# WHAT IS BEING ASKED:
Find every line below with "cccPeakHeight" in it and give only how many there are.

# THE INPUT:
+ + +

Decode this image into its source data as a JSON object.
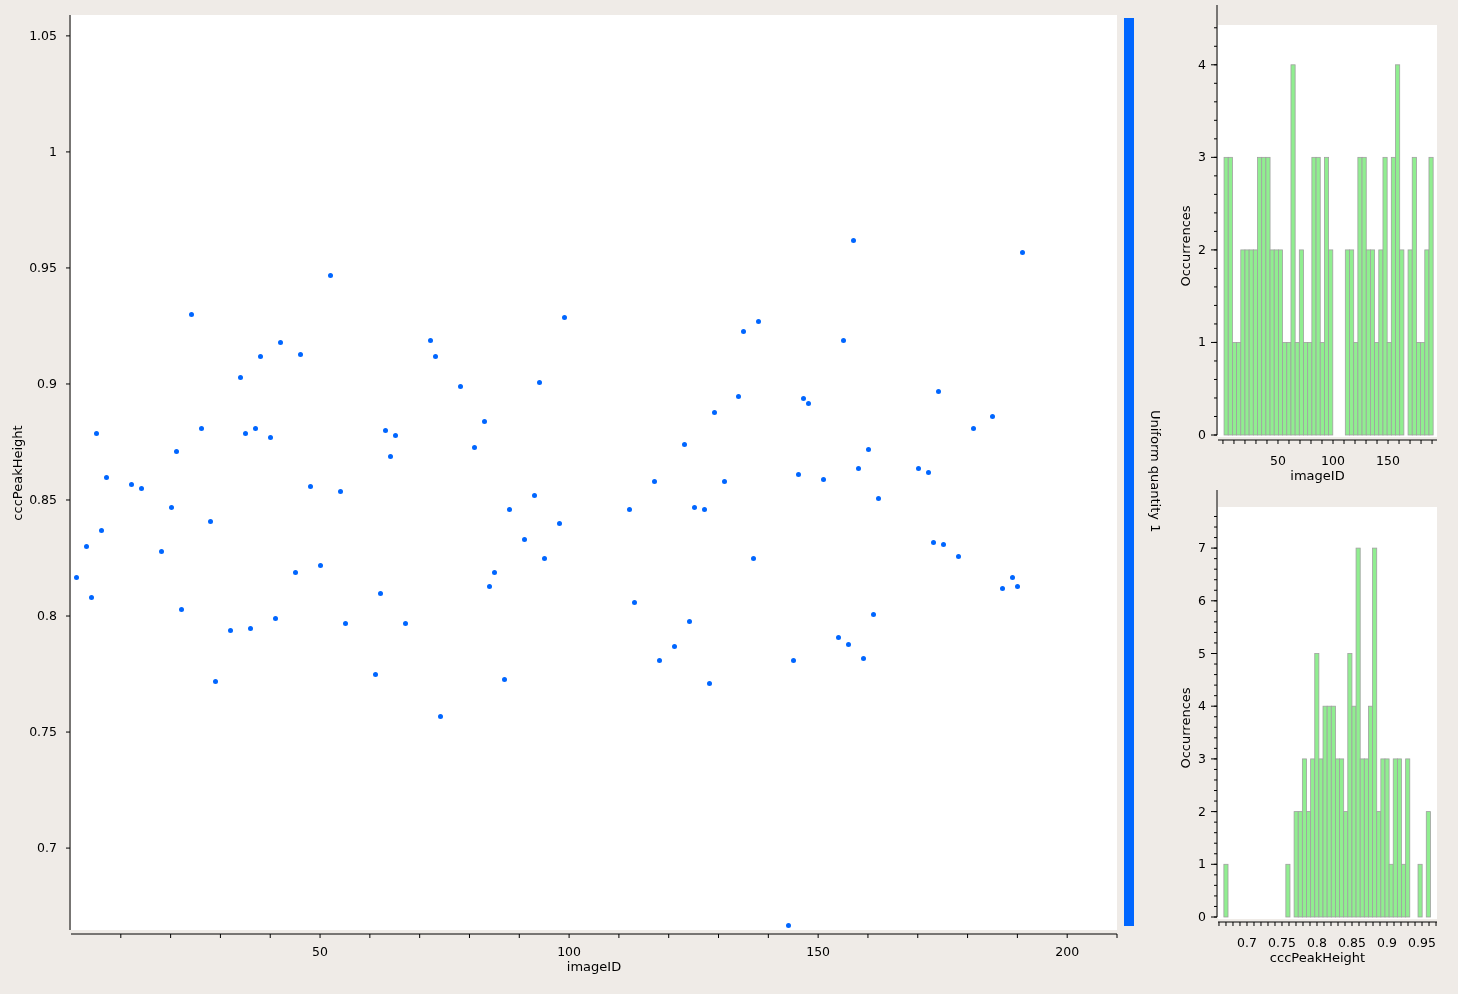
{
  "scatter": {
    "chart_data": {
      "type": "scatter",
      "xlabel": "imageID",
      "ylabel": "cccPeakHeight",
      "xlim": [
        0,
        210
      ],
      "ylim": [
        0.6647,
        1.059
      ],
      "xticks": [
        50,
        100,
        150,
        200
      ],
      "yticks": [
        0.7,
        0.75,
        0.8,
        0.85,
        0.9,
        0.95,
        1,
        1.05
      ],
      "series": [
        {
          "color": "#0066ff",
          "x": [
            1,
            3,
            4,
            5,
            6,
            7,
            12,
            14,
            18,
            20,
            21,
            22,
            24,
            26,
            28,
            29,
            32,
            34,
            35,
            36,
            37,
            38,
            40,
            41,
            42,
            45,
            46,
            48,
            50,
            52,
            54,
            55,
            61,
            62,
            63,
            64,
            65,
            67,
            72,
            73,
            74,
            78,
            81,
            83,
            84,
            85,
            87,
            88,
            91,
            93,
            94,
            95,
            98,
            99,
            112,
            113,
            117,
            118,
            121,
            123,
            124,
            125,
            127,
            128,
            129,
            131,
            134,
            135,
            137,
            138,
            144,
            145,
            146,
            147,
            148,
            151,
            154,
            155,
            156,
            157,
            158,
            159,
            160,
            161,
            162,
            170,
            172,
            173,
            174,
            175,
            178,
            181,
            185,
            187,
            189,
            190,
            191
          ],
          "values": [
            0.817,
            0.83,
            0.808,
            0.879,
            0.837,
            0.86,
            0.857,
            0.855,
            0.828,
            0.847,
            0.871,
            0.803,
            0.93,
            0.881,
            0.841,
            0.772,
            0.794,
            0.903,
            0.879,
            0.795,
            0.881,
            0.912,
            0.877,
            0.799,
            0.918,
            0.819,
            0.913,
            0.856,
            0.822,
            0.947,
            0.854,
            0.797,
            0.775,
            0.81,
            0.88,
            0.869,
            0.878,
            0.797,
            0.919,
            0.912,
            0.757,
            0.899,
            0.873,
            0.884,
            0.813,
            0.819,
            0.773,
            0.846,
            0.833,
            0.852,
            0.901,
            0.825,
            0.84,
            0.929,
            0.846,
            0.806,
            0.858,
            0.781,
            0.787,
            0.874,
            0.798,
            0.847,
            0.846,
            0.771,
            0.888,
            0.858,
            0.895,
            0.923,
            0.825,
            0.927,
            0.667,
            0.781,
            0.861,
            0.894,
            0.892,
            0.859,
            0.791,
            0.919,
            0.788,
            0.962,
            0.864,
            0.782,
            0.872,
            0.801,
            0.851,
            0.864,
            0.862,
            0.832,
            0.897,
            0.831,
            0.826,
            0.881,
            0.886,
            0.812,
            0.817,
            0.813,
            0.957
          ]
        }
      ]
    }
  },
  "colorbar": {
    "label": "Uniform quantity 1"
  },
  "histograms": [
    {
      "chart_data": {
        "type": "bar",
        "xlabel": "imageID",
        "ylabel": "Occurrences",
        "xlim": [
          -4.5,
          194.5
        ],
        "ylim": [
          0,
          4.43
        ],
        "xticks": [
          50,
          100,
          150
        ],
        "yticks": [
          0,
          1,
          2,
          3,
          4
        ],
        "x": [
          1,
          4.8,
          8.6,
          12.4,
          16.2,
          20,
          23.8,
          27.6,
          31.4,
          35.2,
          39,
          42.8,
          46.6,
          50.4,
          54.2,
          58,
          61.8,
          65.6,
          69.4,
          73.2,
          77,
          80.8,
          84.6,
          88.4,
          92.2,
          96,
          99.8,
          103.6,
          107.4,
          111.2,
          115,
          118.8,
          122.6,
          126.4,
          130.2,
          134,
          137.8,
          141.6,
          145.4,
          149.2,
          153,
          156.8,
          160.6,
          164.4,
          168.2,
          172,
          175.8,
          179.6,
          183.4,
          187.2
        ],
        "values": [
          3,
          3,
          1,
          1,
          2,
          2,
          2,
          2,
          3,
          3,
          3,
          2,
          2,
          2,
          1,
          1,
          4,
          1,
          2,
          1,
          1,
          3,
          3,
          1,
          3,
          2,
          0,
          0,
          0,
          2,
          2,
          1,
          3,
          3,
          2,
          2,
          1,
          2,
          3,
          1,
          3,
          4,
          2,
          0,
          2,
          3,
          1,
          1,
          2,
          3
        ]
      }
    },
    {
      "chart_data": {
        "type": "bar",
        "xlabel": "cccPeakHeight",
        "ylabel": "Occurrences",
        "xlim": [
          0.6586,
          0.9714
        ],
        "ylim": [
          0,
          7.78
        ],
        "xticks": [
          0.7,
          0.75,
          0.8,
          0.85,
          0.9,
          0.95
        ],
        "yticks": [
          0,
          1,
          2,
          3,
          4,
          5,
          6,
          7
        ],
        "x": [
          0.667,
          0.6729,
          0.6788,
          0.6847,
          0.6906,
          0.6965,
          0.7024,
          0.7083,
          0.7142,
          0.7201,
          0.726,
          0.7319,
          0.7378,
          0.7437,
          0.7496,
          0.7555,
          0.7614,
          0.7673,
          0.7732,
          0.7791,
          0.785,
          0.7909,
          0.7968,
          0.8027,
          0.8086,
          0.8145,
          0.8204,
          0.8263,
          0.8322,
          0.8381,
          0.844,
          0.8499,
          0.8558,
          0.8617,
          0.8676,
          0.8735,
          0.8794,
          0.8853,
          0.8912,
          0.8971,
          0.903,
          0.9089,
          0.9148,
          0.9207,
          0.9266,
          0.9325,
          0.9384,
          0.9443,
          0.9502,
          0.9561
        ],
        "values": [
          1,
          0,
          0,
          0,
          0,
          0,
          0,
          0,
          0,
          0,
          0,
          0,
          0,
          0,
          0,
          1,
          0,
          2,
          2,
          3,
          2,
          3,
          5,
          3,
          4,
          4,
          4,
          3,
          3,
          2,
          5,
          4,
          7,
          3,
          3,
          4,
          7,
          2,
          3,
          3,
          1,
          3,
          3,
          1,
          3,
          0,
          0,
          1,
          0,
          2
        ]
      }
    }
  ]
}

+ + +

# WRITTEN ANSWER:
2